As Henry Ford’s only child, Edsel Ford spent plenty of time around cars. He became the president of Ford Motor Company at the young age of 25, and is responsible for a large part of the company’s success. But Edsel’s real passion was not as much the business of cars as it was the design of them.
Edsel had a love of art and design not often found in titans of industry. He was keenly interested in photography and painting, and was a talented landscape artist in his own right. He served as President of the Detroit Arts Commission for many years and financed Diego Rivera's Detroit Institute of Art murals in the early 1930s.
It was partly this fervor for aesthetics and design that fueled the Ford’s purchase of the Lincoln Motor Company in 1922, allowing Edsel to make his most lasting contribution to the automobile industry: A belief that a car could – even should – be beautiful as well as useful.

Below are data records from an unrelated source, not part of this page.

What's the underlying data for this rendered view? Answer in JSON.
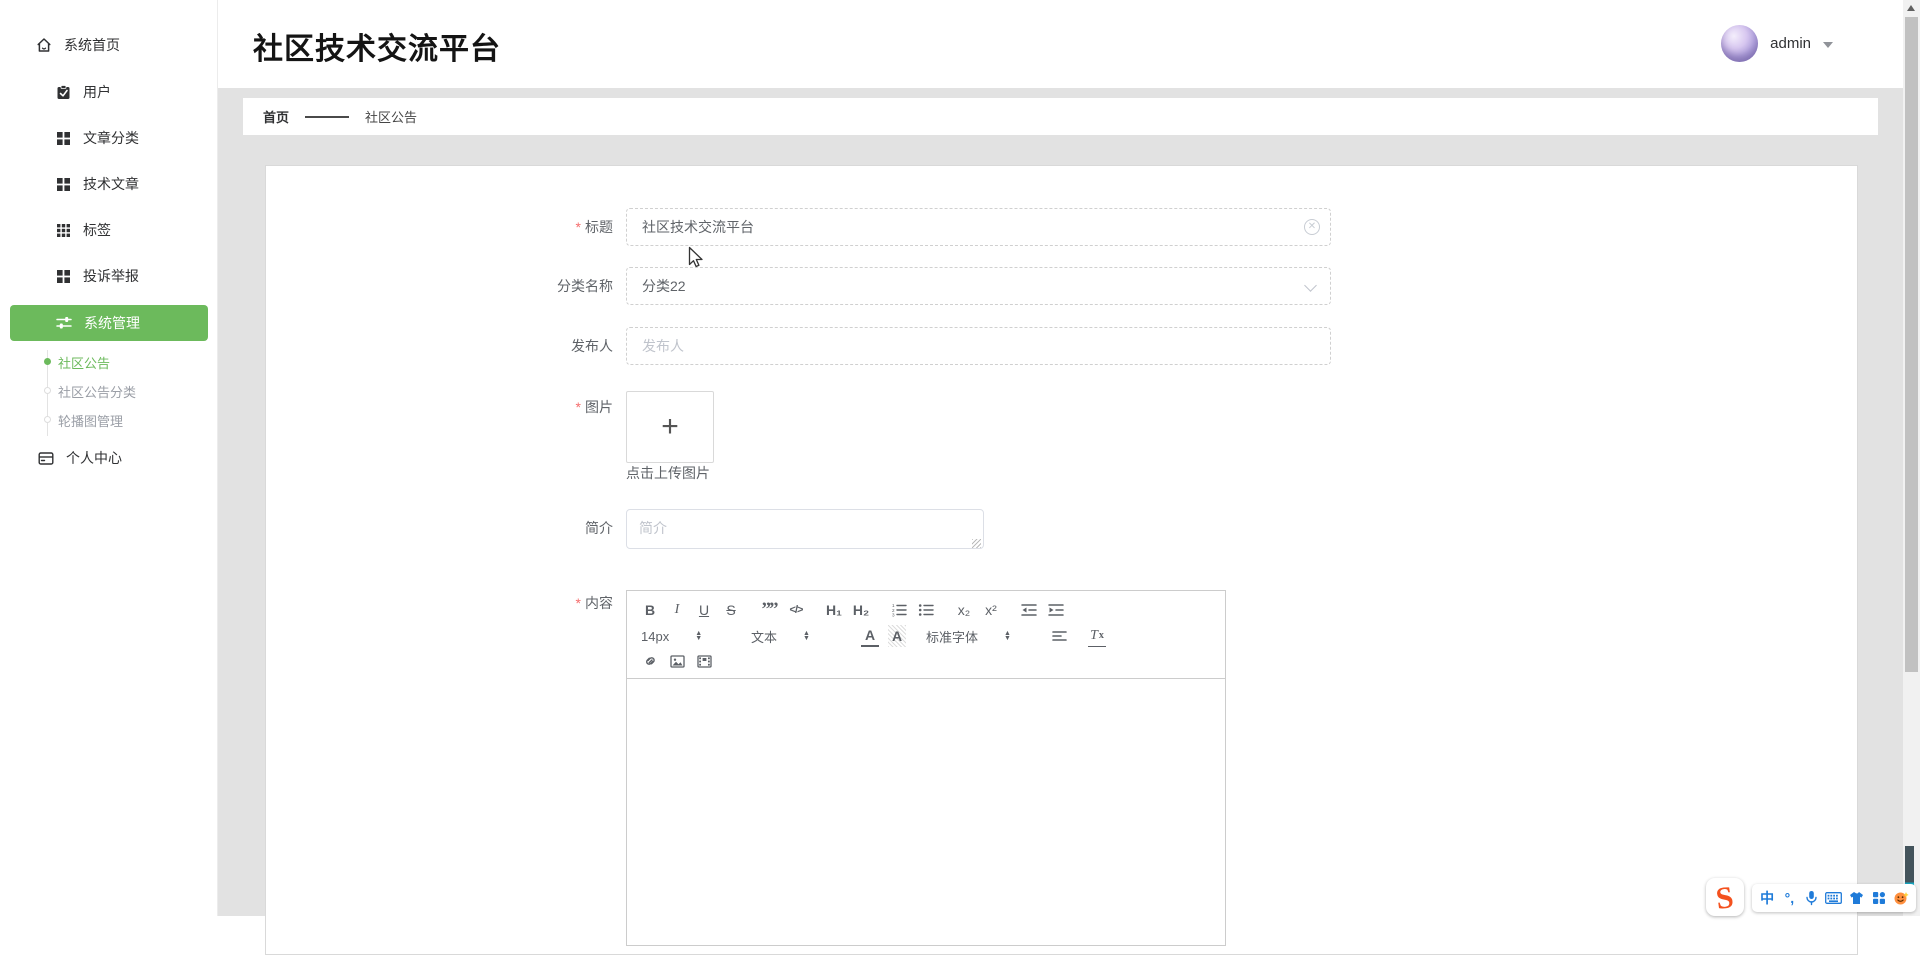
{
  "app": {
    "title": "社区技术交流平台"
  },
  "user": {
    "name": "admin"
  },
  "breadcrumb": {
    "home": "首页",
    "current": "社区公告"
  },
  "sidebar": {
    "items": [
      {
        "label": "系统首页",
        "icon": "home-icon"
      },
      {
        "label": "用户",
        "icon": "clipboard-check-icon"
      },
      {
        "label": "文章分类",
        "icon": "grid-2x2-icon"
      },
      {
        "label": "技术文章",
        "icon": "grid-2x2-icon"
      },
      {
        "label": "标签",
        "icon": "grid-3x3-icon"
      },
      {
        "label": "投诉举报",
        "icon": "grid-2x2-icon"
      },
      {
        "label": "系统管理",
        "icon": "sliders-icon",
        "active": true
      }
    ],
    "submenu": [
      {
        "label": "社区公告",
        "active": true
      },
      {
        "label": "社区公告分类",
        "active": false
      },
      {
        "label": "轮播图管理",
        "active": false
      }
    ],
    "personal": {
      "label": "个人中心",
      "icon": "id-card-icon"
    }
  },
  "form": {
    "title": {
      "label": "标题",
      "required": true,
      "value": "社区技术交流平台"
    },
    "category": {
      "label": "分类名称",
      "value": "分类22"
    },
    "publisher": {
      "label": "发布人",
      "placeholder": "发布人"
    },
    "image": {
      "label": "图片",
      "required": true,
      "plus": "+",
      "hint": "点击上传图片"
    },
    "intro": {
      "label": "简介",
      "placeholder": "简介"
    },
    "content": {
      "label": "内容",
      "required": true
    }
  },
  "editor_toolbar": {
    "bold": "B",
    "italic": "I",
    "underline": "U",
    "strike": "S",
    "quote": "””",
    "code": "</>",
    "h1": "H₁",
    "h2": "H₂",
    "subscript": "x₂",
    "superscript": "x²",
    "size_value": "14px",
    "text_value": "文本",
    "font_value": "标准字体",
    "color_label": "A",
    "highlight_label": "A",
    "clear_t": "T",
    "clear_x": "x",
    "stepper_up": "▲",
    "stepper_down": "▼"
  },
  "ime": {
    "cn_label": "中",
    "punct_label": "°,",
    "logo_letter": "S"
  },
  "colors": {
    "accent_green": "#6cba5c",
    "required_red": "#f56c6c",
    "content_bg": "#e2e2e2",
    "ime_blue": "#1f7bd9",
    "sogou_orange": "#f4511e",
    "teal_edge": "#17a9c4"
  }
}
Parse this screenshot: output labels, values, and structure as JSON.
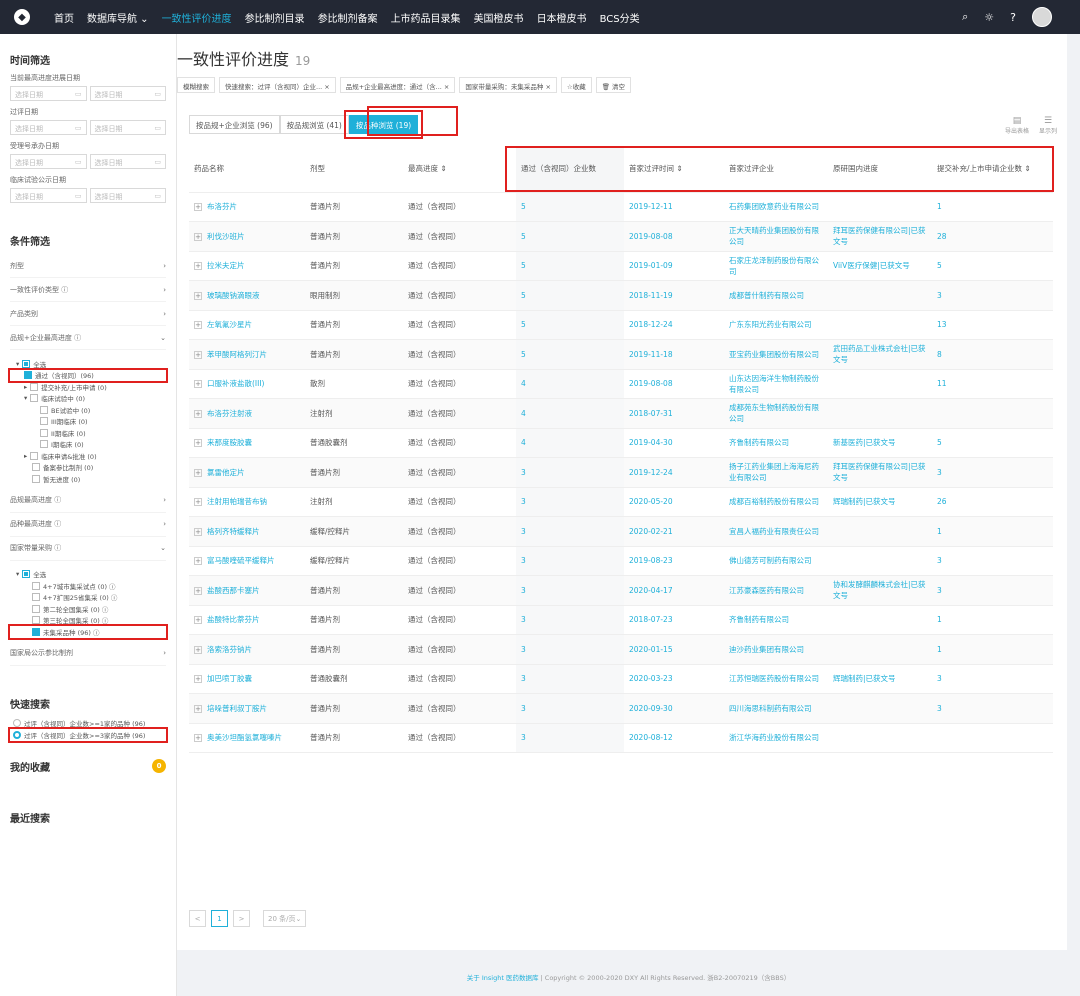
{
  "nav": {
    "items": [
      "首页",
      "数据库导航 ⌄",
      "一致性评价进度",
      "参比制剂目录",
      "参比制剂备案",
      "上市药品目录集",
      "美国橙皮书",
      "日本橙皮书",
      "BCS分类"
    ],
    "active": 2
  },
  "sidebar": {
    "time_title": "时间筛选",
    "date_fields": [
      "当前最高进度进展日期",
      "过评日期",
      "受理号承办日期",
      "临床试验公示日期"
    ],
    "date_placeholder": "选择日期",
    "cond_title": "条件筛选",
    "conds1": [
      "剂型",
      "一致性评价类型 ⓘ",
      "产品类别",
      "品规+企业最高进度 ⓘ"
    ],
    "tree1": [
      "全选",
      "通过（含视同）(96)",
      "提交补充/上市申请 (0)",
      "临床试验中 (0)",
      "BE试验中 (0)",
      "III期临床 (0)",
      "II期临床 (0)",
      "I期临床 (0)",
      "临床申请&批准 (0)",
      "备案参比制剂 (0)",
      "暂无进度 (0)"
    ],
    "conds2": [
      "品规最高进度 ⓘ",
      "品种最高进度 ⓘ",
      "国家带量采购 ⓘ"
    ],
    "tree2": [
      "全选",
      "4+7城市集采试点 (0) ⓘ",
      "4+7扩围25省集采 (0) ⓘ",
      "第二轮全国集采 (0) ⓘ",
      "第三轮全国集采 (0) ⓘ",
      "未集采品种 (96) ⓘ"
    ],
    "cond_last": "国家局公示参比制剂",
    "quick_title": "快速搜索",
    "quick": [
      "过评（含视同）企业数>=1家的品种 (96)",
      "过评（含视同）企业数>=3家的品种 (96)"
    ],
    "fav_title": "我的收藏",
    "fav_count": "0",
    "recent_title": "最近搜索"
  },
  "main": {
    "title": "一致性评价进度",
    "count": "19",
    "tags": [
      "模糊搜索",
      "快速搜索：过评（含视同）企业... ×",
      "品规+企业最高进度：通过（含... ×",
      "国家带量采购：未集采品种 ×",
      "☆收藏",
      "🗑 清空"
    ],
    "tabs": [
      "按品规+企业浏览 (96)",
      "按品规浏览 (41)",
      "按品种浏览 (19)"
    ],
    "tools": [
      "导出表格",
      "显示列"
    ],
    "headers": [
      "药品名称",
      "剂型",
      "最高进度 ⇕",
      "通过（含视同）企业数",
      "首家过评时间 ⇕",
      "首家过评企业",
      "原研国内进度",
      "提交补充/上市申请企业数 ⇕"
    ],
    "rows": [
      [
        "布洛芬片",
        "普通片剂",
        "通过（含视同）",
        "5",
        "2019-12-11",
        "石药集团欧意药业有限公司",
        "",
        "1"
      ],
      [
        "利伐沙班片",
        "普通片剂",
        "通过（含视同）",
        "5",
        "2019-08-08",
        "正大天晴药业集团股份有限公司",
        "拜耳医药保健有限公司|已获文号",
        "28"
      ],
      [
        "拉米夫定片",
        "普通片剂",
        "通过（含视同）",
        "5",
        "2019-01-09",
        "石家庄龙泽制药股份有限公司",
        "ViiV医疗保健|已获文号",
        "5"
      ],
      [
        "玻璃酸钠滴眼液",
        "眼用制剂",
        "通过（含视同）",
        "5",
        "2018-11-19",
        "成都普什制药有限公司",
        "",
        "3"
      ],
      [
        "左氧氟沙星片",
        "普通片剂",
        "通过（含视同）",
        "5",
        "2018-12-24",
        "广东东阳光药业有限公司",
        "",
        "13"
      ],
      [
        "苯甲酸阿格列汀片",
        "普通片剂",
        "通过（含视同）",
        "5",
        "2019-11-18",
        "亚宝药业集团股份有限公司",
        "武田药品工业株式会社|已获文号",
        "8"
      ],
      [
        "口服补液盐散(III)",
        "散剂",
        "通过（含视同）",
        "4",
        "2019-08-08",
        "山东达因海洋生物制药股份有限公司",
        "",
        "11"
      ],
      [
        "布洛芬注射液",
        "注射剂",
        "通过（含视同）",
        "4",
        "2018-07-31",
        "成都苑东生物制药股份有限公司",
        "",
        ""
      ],
      [
        "来那度胺胶囊",
        "普通胶囊剂",
        "通过（含视同）",
        "4",
        "2019-04-30",
        "齐鲁制药有限公司",
        "新基医药|已获文号",
        "5"
      ],
      [
        "氯雷他定片",
        "普通片剂",
        "通过（含视同）",
        "3",
        "2019-12-24",
        "扬子江药业集团上海海尼药业有限公司",
        "拜耳医药保健有限公司|已获文号",
        "3"
      ],
      [
        "注射用帕瑞昔布钠",
        "注射剂",
        "通过（含视同）",
        "3",
        "2020-05-20",
        "成都百裕制药股份有限公司",
        "辉瑞制药|已获文号",
        "26"
      ],
      [
        "格列齐特缓释片",
        "缓释/控释片",
        "通过（含视同）",
        "3",
        "2020-02-21",
        "宜昌人福药业有限责任公司",
        "",
        "1"
      ],
      [
        "富马酸喹硫平缓释片",
        "缓释/控释片",
        "通过（含视同）",
        "3",
        "2019-08-23",
        "佛山德芳可制药有限公司",
        "",
        "3"
      ],
      [
        "盐酸西那卡塞片",
        "普通片剂",
        "通过（含视同）",
        "3",
        "2020-04-17",
        "江苏豪森医药有限公司",
        "协和发酵麒麟株式会社|已获文号",
        "3"
      ],
      [
        "盐酸特比萘芬片",
        "普通片剂",
        "通过（含视同）",
        "3",
        "2018-07-23",
        "齐鲁制药有限公司",
        "",
        "1"
      ],
      [
        "洛索洛芬钠片",
        "普通片剂",
        "通过（含视同）",
        "3",
        "2020-01-15",
        "迪沙药业集团有限公司",
        "",
        "1"
      ],
      [
        "加巴喷丁胶囊",
        "普通胶囊剂",
        "通过（含视同）",
        "3",
        "2020-03-23",
        "江苏恒瑞医药股份有限公司",
        "辉瑞制药|已获文号",
        "3"
      ],
      [
        "培哚普利叔丁胺片",
        "普通片剂",
        "通过（含视同）",
        "3",
        "2020-09-30",
        "四川海思科制药有限公司",
        "",
        "3"
      ],
      [
        "奥美沙坦酯氢氯噻嗪片",
        "普通片剂",
        "通过（含视同）",
        "3",
        "2020-08-12",
        "浙江华海药业股份有限公司",
        "",
        ""
      ]
    ],
    "pager": {
      "prev": "<",
      "page": "1",
      "next": ">",
      "size": "20 条/页⌄"
    }
  },
  "footer": {
    "link": "关于 Insight 医药数据库",
    "text": " | Copyright © 2000-2020 DXY All Rights Reserved. 浙B2-20070219（含BBS）"
  }
}
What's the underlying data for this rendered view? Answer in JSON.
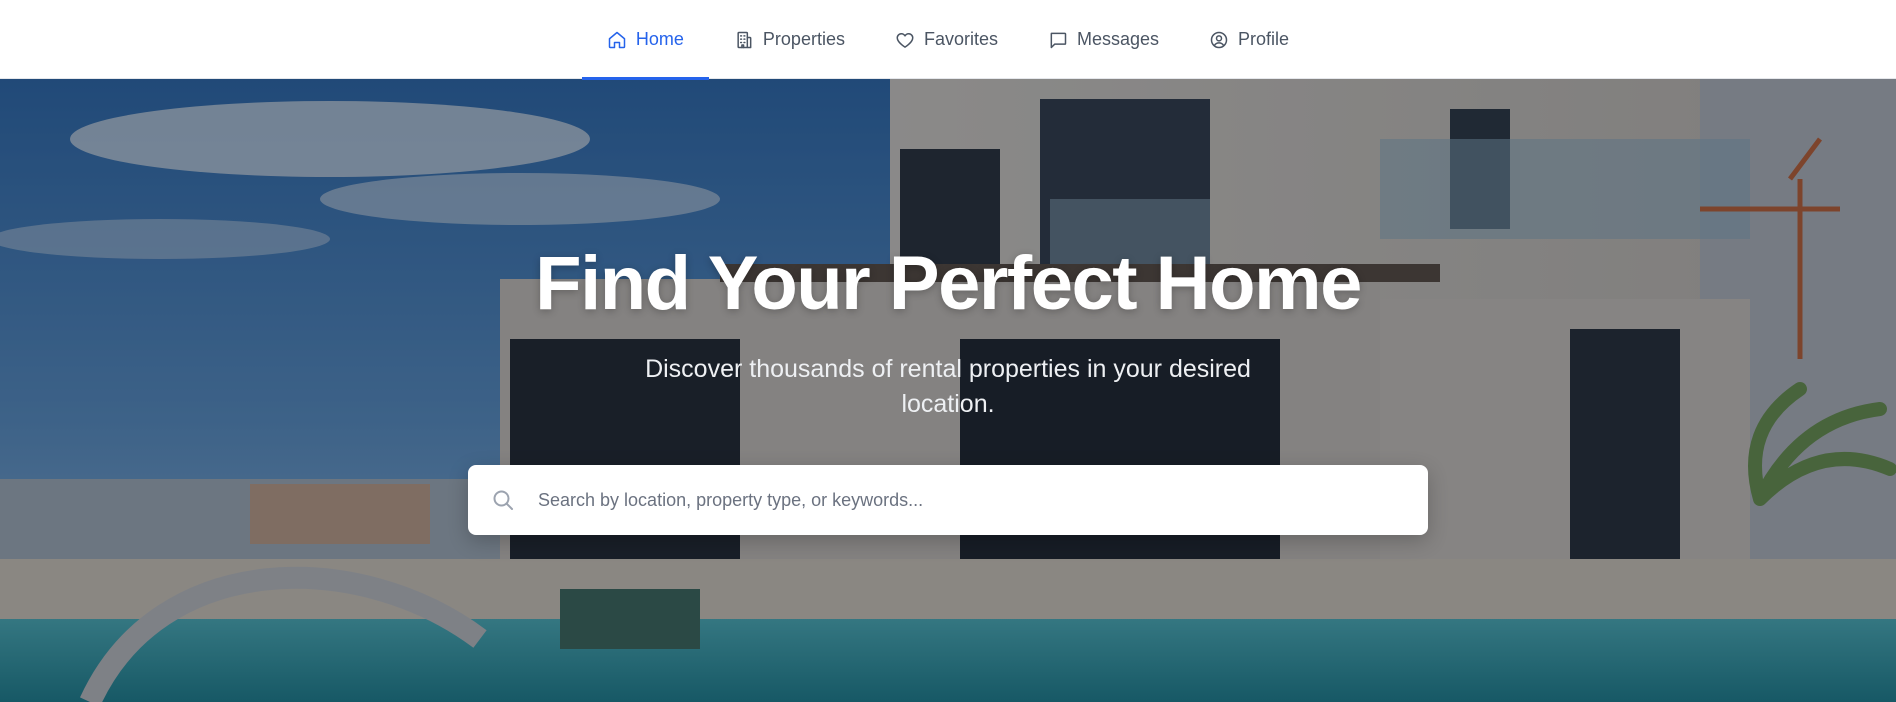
{
  "nav": {
    "items": [
      {
        "label": "Home",
        "icon": "home-icon",
        "active": true
      },
      {
        "label": "Properties",
        "icon": "building-icon",
        "active": false
      },
      {
        "label": "Favorites",
        "icon": "heart-icon",
        "active": false
      },
      {
        "label": "Messages",
        "icon": "message-icon",
        "active": false
      },
      {
        "label": "Profile",
        "icon": "user-circle-icon",
        "active": false
      }
    ],
    "active_color": "#2563eb",
    "inactive_color": "#4b5563"
  },
  "hero": {
    "title": "Find Your Perfect Home",
    "subtitle": "Discover thousands of rental properties in your desired location.",
    "background_image": "modern-villa-with-pool-photo"
  },
  "search": {
    "placeholder": "Search by location, property type, or keywords...",
    "value": "",
    "icon": "search-icon"
  }
}
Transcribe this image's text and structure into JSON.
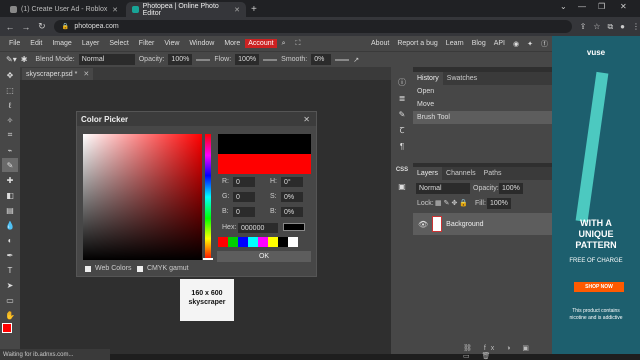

Determined to make Lincoln the benchmark of style in automotive design, Edsel was the driving force behind the company’s development of some of the most distinctive and beautiful vehicles in automotive history. He handpicked leading coachbuilders of the era to partner with Lincoln in defining the luxury automobile. He was deeply involved with the development of the Zephyr and the Continental, oversaw the creation of some of the most iconic looks in American design, and transformed Lincoln into the quintessential luxury car brand.